• [Prompt]: Each record below should be returned exactly, with its pictures left out.

──────────

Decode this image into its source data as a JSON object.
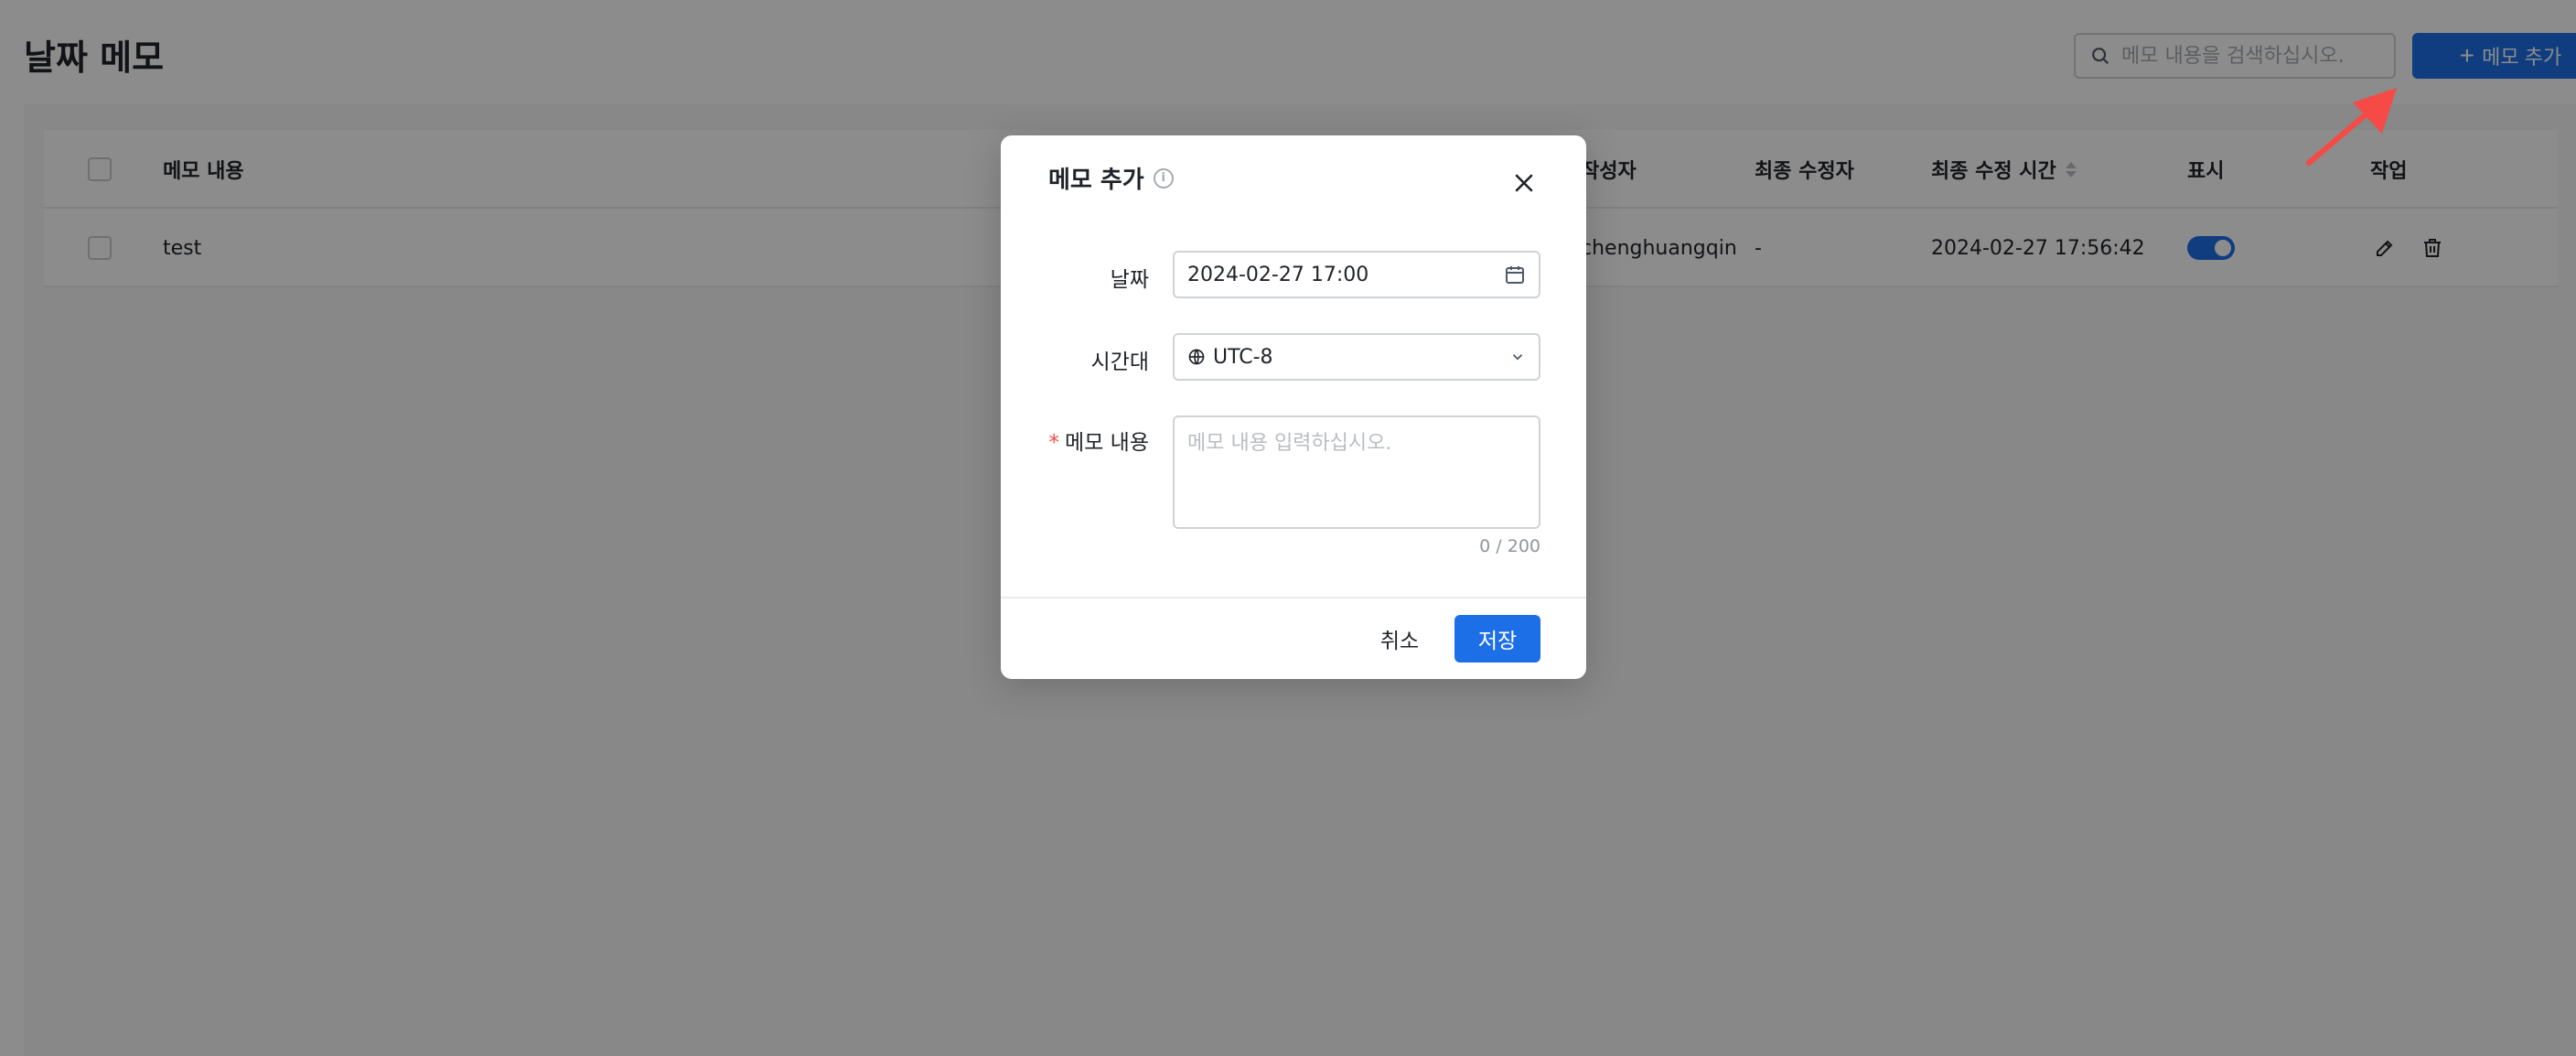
{
  "page": {
    "title": "날짜 메모",
    "search_placeholder": "메모 내용을 검색하십시오.",
    "add_button_label": "메모 추가",
    "add_button_icon": "plus-icon"
  },
  "table": {
    "columns": {
      "content": "메모 내용",
      "author": "작성자",
      "last_editor": "최종 수정자",
      "last_modified": "최종 수정 시간",
      "display": "표시",
      "actions": "작업"
    },
    "rows": [
      {
        "content": "test",
        "author": "chenghuangqin",
        "last_editor": "-",
        "last_modified": "2024-02-27 17:56:42",
        "display_on": true
      }
    ]
  },
  "modal": {
    "title": "메모 추가",
    "date_label": "날짜",
    "date_value": "2024-02-27 17:00",
    "timezone_label": "시간대",
    "timezone_value": "UTC-8",
    "memo_label": "메모 내용",
    "memo_required": "*",
    "memo_placeholder": "메모 내용 입력하십시오.",
    "memo_counter": "0 / 200",
    "cancel_label": "취소",
    "save_label": "저장"
  },
  "colors": {
    "primary": "#1d6fe8",
    "overlay": "rgba(0,0,0,0.45)",
    "annotation_arrow": "#f54a45"
  }
}
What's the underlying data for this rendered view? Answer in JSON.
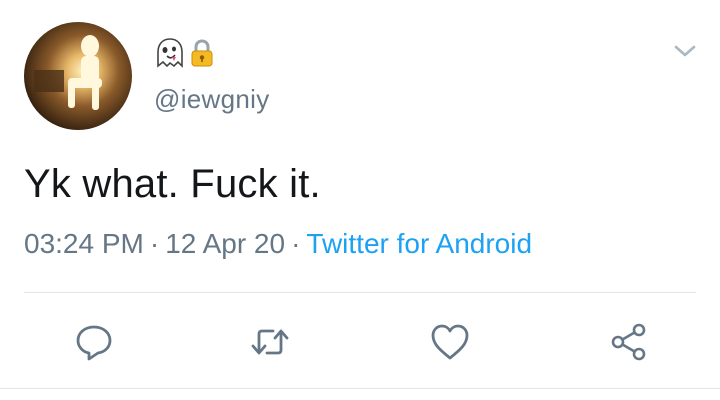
{
  "tweet": {
    "handle": "@iewgniy",
    "display_name_icons": [
      "ghost-emoji-icon",
      "locked-icon"
    ],
    "text": "Yk what. Fuck it.",
    "time": "03:24 PM",
    "separator": "·",
    "date": "12 Apr 20",
    "source": "Twitter for Android"
  },
  "actions": [
    "reply-icon",
    "retweet-icon",
    "like-icon",
    "share-icon"
  ],
  "colors": {
    "text": "#14171a",
    "muted": "#657786",
    "link": "#1da1f2",
    "divider": "#e1e8ed",
    "icon": "#657786"
  }
}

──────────

• [Answer to the exercise]:
Decode this image into its source data as a JSON object.
{
  "page": {
    "title": "날짜 메모",
    "search_placeholder": "메모 내용을 검색하십시오.",
    "add_button_label": "메모 추가",
    "add_button_icon": "plus-icon"
  },
  "table": {
    "columns": {
      "content": "메모 내용",
      "author": "작성자",
      "last_editor": "최종 수정자",
      "last_modified": "최종 수정 시간",
      "display": "표시",
      "actions": "작업"
    },
    "rows": [
      {
        "content": "test",
        "author": "chenghuangqin",
        "last_editor": "-",
        "last_modified": "2024-02-27 17:56:42",
        "display_on": true
      }
    ]
  },
  "modal": {
    "title": "메모 추가",
    "date_label": "날짜",
    "date_value": "2024-02-27 17:00",
    "timezone_label": "시간대",
    "timezone_value": "UTC-8",
    "memo_label": "메모 내용",
    "memo_required": "*",
    "memo_placeholder": "메모 내용 입력하십시오.",
    "memo_counter": "0 / 200",
    "cancel_label": "취소",
    "save_label": "저장"
  },
  "colors": {
    "primary": "#1d6fe8",
    "overlay": "rgba(0,0,0,0.45)",
    "annotation_arrow": "#f54a45"
  }
}
What's the underlying data for this rendered view? Answer in JSON.
{
  "tweet": {
    "handle": "@iewgniy",
    "display_name_icons": [
      "ghost-emoji-icon",
      "locked-icon"
    ],
    "text": "Yk what. Fuck it.",
    "time": "03:24 PM",
    "separator": "·",
    "date": "12 Apr 20",
    "source": "Twitter for Android"
  },
  "actions": [
    "reply-icon",
    "retweet-icon",
    "like-icon",
    "share-icon"
  ],
  "colors": {
    "text": "#14171a",
    "muted": "#657786",
    "link": "#1da1f2",
    "divider": "#e1e8ed",
    "icon": "#657786"
  }
}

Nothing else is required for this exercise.